• [THE TASK]: Each record below is to be output with no change at all.

• [DATA EXTRACTS]:
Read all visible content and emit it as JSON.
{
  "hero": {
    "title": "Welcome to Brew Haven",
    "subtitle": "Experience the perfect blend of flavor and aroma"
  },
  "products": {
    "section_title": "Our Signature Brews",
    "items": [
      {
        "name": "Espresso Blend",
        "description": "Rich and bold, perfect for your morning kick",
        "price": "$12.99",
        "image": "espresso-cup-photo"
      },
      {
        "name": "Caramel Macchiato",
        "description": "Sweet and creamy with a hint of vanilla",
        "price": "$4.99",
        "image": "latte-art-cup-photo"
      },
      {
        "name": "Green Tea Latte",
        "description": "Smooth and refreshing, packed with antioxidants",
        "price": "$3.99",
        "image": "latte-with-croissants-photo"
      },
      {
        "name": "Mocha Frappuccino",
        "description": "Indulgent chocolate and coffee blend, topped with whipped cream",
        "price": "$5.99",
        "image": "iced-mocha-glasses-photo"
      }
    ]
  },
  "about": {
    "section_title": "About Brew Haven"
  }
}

• [ANSWER TO THIS TASK]:
Read all visible content and emit it as JSON.
{
  "hero": {
    "title": "Welcome to Brew Haven",
    "subtitle": "Experience the perfect blend of flavor and aroma"
  },
  "products": {
    "section_title": "Our Signature Brews",
    "items": [
      {
        "name": "Espresso Blend",
        "description": "Rich and bold, perfect for your morning kick",
        "price": "$12.99",
        "image": "espresso-cup-photo"
      },
      {
        "name": "Caramel Macchiato",
        "description": "Sweet and creamy with a hint of vanilla",
        "price": "$4.99",
        "image": "latte-art-cup-photo"
      },
      {
        "name": "Green Tea Latte",
        "description": "Smooth and refreshing, packed with antioxidants",
        "price": "$3.99",
        "image": "latte-with-croissants-photo"
      },
      {
        "name": "Mocha Frappuccino",
        "description": "Indulgent chocolate and coffee blend, topped with whipped cream",
        "price": "$5.99",
        "image": "iced-mocha-glasses-photo"
      }
    ]
  },
  "about": {
    "section_title": "About Brew Haven"
  }
}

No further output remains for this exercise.